With ambitious climate goals, rising oil prices, and an energy transition underway, many Icelandic politicians want to de-centre the private automobile. One might assume that public transportation in Iceland would simultaneously see increased support. Sadly, this has not been the case, and in addition to large budget deficits in 2022, public bus service Strætó has seen significant cuts in service, alongside some of the largest price hikes in recent years.

Read more about the funding of public transportation in Iceland in our recent In Focus piece.

Single-Lane Bridge Replaced with Double-Lane Bridge Near Kirkjubæjarklaustur

kirkjubæjarklaustur bridge iceland

Sigurður Ingi Jóhannsson, Minister of Infrastructure, took part in the official opening of the new bridge over Jökulsá on the south coast of Iceland on Friday, October 21.

With the appearance of the new bridge, there will no longer be any one-way bridges between Reykjavík and Kirkjubæjarklaustur, a town on the south coast of Iceland. The improvement is a major one for the region, meaning that the drive east along the south coast will be all the more navigable.

Also present at the opening ceremony were Anton Kári Halldórsson, mayor of Rangárþing eystra, and Einar Freyr Elínarsn, mayor of Mýrdalshreppur municipality.

After the ceremony, minister Sigurður was the first to drive over the new bridge, inaugurating this latest addition to Iceland’s road system.

In his address at the ceremony, minister Sigurður outlined his ministry’s plans to get rid of single-lane bridges throughout the nation: “Today we move one step closer to that goal. Four years ago, 37 bridges on the Ring Road were single-lane, now there are 32, and there will be 31 when the new bridge opens today. And there is no let up in construction. I am hopeful that we will be able to reduce the number of them to 29 right before the end of the year, with new bridges openings on both Hverfisfljót and Núpsvötn later in the year.
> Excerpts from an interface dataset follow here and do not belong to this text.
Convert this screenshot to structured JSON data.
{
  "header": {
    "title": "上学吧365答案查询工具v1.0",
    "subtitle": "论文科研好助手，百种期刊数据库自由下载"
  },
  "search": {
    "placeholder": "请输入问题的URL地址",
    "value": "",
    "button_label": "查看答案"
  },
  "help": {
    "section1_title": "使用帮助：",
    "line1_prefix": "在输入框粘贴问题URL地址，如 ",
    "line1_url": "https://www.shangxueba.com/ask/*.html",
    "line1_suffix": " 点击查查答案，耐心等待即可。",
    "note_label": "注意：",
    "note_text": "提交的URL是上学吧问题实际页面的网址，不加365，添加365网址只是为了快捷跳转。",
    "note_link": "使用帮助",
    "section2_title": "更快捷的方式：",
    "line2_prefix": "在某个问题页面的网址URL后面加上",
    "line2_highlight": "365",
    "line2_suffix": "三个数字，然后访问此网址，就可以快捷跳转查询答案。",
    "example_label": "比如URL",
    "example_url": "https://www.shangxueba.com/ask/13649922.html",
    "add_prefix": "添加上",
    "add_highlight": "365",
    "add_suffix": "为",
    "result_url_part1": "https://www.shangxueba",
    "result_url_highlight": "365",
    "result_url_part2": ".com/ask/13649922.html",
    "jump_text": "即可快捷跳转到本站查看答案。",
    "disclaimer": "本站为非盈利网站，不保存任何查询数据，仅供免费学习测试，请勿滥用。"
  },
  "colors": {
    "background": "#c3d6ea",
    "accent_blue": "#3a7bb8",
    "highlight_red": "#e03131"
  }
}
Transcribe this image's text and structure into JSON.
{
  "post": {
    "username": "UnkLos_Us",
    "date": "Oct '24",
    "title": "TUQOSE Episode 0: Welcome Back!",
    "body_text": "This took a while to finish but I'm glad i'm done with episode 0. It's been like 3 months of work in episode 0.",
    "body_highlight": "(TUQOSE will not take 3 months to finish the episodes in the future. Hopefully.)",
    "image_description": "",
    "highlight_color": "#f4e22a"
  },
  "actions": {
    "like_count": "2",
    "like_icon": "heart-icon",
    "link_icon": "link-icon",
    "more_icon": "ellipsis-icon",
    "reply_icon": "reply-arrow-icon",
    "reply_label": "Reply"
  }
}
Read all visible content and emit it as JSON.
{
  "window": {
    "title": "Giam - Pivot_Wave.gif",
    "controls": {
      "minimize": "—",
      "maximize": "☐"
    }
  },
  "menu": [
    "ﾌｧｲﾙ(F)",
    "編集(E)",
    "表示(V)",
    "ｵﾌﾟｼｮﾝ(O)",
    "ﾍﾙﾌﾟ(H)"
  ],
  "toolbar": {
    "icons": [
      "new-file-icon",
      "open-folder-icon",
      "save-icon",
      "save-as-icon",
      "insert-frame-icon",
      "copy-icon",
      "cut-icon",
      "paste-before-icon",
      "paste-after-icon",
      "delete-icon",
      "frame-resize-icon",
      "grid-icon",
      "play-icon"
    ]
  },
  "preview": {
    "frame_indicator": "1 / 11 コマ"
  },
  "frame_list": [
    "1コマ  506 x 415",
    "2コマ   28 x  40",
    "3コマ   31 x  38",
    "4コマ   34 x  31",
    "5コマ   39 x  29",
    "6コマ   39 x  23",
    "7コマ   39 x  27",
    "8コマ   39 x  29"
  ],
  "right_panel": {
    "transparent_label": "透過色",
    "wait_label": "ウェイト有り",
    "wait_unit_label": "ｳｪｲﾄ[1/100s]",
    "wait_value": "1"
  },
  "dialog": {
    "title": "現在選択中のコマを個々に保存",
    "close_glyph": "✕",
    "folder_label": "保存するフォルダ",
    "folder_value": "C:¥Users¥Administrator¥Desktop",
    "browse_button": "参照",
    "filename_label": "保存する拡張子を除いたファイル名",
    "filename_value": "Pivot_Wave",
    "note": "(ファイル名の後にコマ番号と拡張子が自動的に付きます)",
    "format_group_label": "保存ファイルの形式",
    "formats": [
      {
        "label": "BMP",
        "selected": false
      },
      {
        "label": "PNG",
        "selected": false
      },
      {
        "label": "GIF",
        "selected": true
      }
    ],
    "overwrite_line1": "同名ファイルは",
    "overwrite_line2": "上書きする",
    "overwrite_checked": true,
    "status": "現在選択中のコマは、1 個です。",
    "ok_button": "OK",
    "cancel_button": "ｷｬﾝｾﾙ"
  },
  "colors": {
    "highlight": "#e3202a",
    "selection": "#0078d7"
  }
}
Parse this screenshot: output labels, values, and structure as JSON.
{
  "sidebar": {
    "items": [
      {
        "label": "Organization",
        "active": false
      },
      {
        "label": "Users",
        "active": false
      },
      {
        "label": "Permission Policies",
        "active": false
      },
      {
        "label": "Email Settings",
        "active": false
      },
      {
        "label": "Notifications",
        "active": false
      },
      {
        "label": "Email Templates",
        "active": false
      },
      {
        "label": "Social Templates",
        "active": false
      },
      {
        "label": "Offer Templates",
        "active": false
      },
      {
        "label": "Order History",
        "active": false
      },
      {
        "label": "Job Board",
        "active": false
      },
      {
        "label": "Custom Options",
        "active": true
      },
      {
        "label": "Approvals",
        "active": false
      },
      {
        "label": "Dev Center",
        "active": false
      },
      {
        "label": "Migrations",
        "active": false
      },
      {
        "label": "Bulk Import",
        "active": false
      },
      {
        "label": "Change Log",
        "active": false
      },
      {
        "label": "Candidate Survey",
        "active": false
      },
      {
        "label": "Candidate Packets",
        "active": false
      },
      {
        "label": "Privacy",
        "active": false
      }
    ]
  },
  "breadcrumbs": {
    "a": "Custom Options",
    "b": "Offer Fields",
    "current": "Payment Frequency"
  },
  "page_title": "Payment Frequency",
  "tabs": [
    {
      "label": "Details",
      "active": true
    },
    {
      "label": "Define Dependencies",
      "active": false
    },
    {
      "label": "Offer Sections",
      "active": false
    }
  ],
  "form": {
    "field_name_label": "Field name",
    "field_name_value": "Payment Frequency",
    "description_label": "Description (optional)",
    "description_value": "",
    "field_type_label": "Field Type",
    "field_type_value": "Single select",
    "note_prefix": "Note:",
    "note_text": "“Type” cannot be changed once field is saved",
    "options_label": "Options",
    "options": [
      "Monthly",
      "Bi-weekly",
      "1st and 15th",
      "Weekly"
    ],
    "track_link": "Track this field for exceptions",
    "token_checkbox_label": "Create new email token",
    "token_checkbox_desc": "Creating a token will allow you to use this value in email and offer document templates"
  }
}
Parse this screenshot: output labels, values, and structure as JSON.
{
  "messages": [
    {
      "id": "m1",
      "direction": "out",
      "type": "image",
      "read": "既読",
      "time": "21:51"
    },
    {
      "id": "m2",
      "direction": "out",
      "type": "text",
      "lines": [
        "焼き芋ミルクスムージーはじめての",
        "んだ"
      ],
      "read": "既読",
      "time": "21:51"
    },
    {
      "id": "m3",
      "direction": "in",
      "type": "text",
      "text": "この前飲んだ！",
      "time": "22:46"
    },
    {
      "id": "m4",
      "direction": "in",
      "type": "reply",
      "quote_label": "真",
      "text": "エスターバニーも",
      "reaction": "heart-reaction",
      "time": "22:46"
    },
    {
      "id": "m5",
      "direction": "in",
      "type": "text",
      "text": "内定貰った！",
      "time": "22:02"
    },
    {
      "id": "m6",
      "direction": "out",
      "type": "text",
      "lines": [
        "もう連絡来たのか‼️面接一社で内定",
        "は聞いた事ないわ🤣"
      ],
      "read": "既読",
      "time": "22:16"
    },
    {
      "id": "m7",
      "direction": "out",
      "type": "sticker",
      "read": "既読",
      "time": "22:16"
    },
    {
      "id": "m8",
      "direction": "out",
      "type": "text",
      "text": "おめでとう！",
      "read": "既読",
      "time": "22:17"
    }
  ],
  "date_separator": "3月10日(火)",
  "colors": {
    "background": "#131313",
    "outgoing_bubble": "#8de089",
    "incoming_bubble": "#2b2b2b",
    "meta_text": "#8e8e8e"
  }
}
There are also three single-lane bridges that will be diverted around the Ring Road when traffic is allowed over the new bridge over the Hornafjörður River.”

According to information from the Road Administration, the new bridge is some 163 m [535 ft] long, with a total width of 10 m [33 ft]. The bridge it replaces was built in 1967, part of the construction of Iceland’s Ring Road.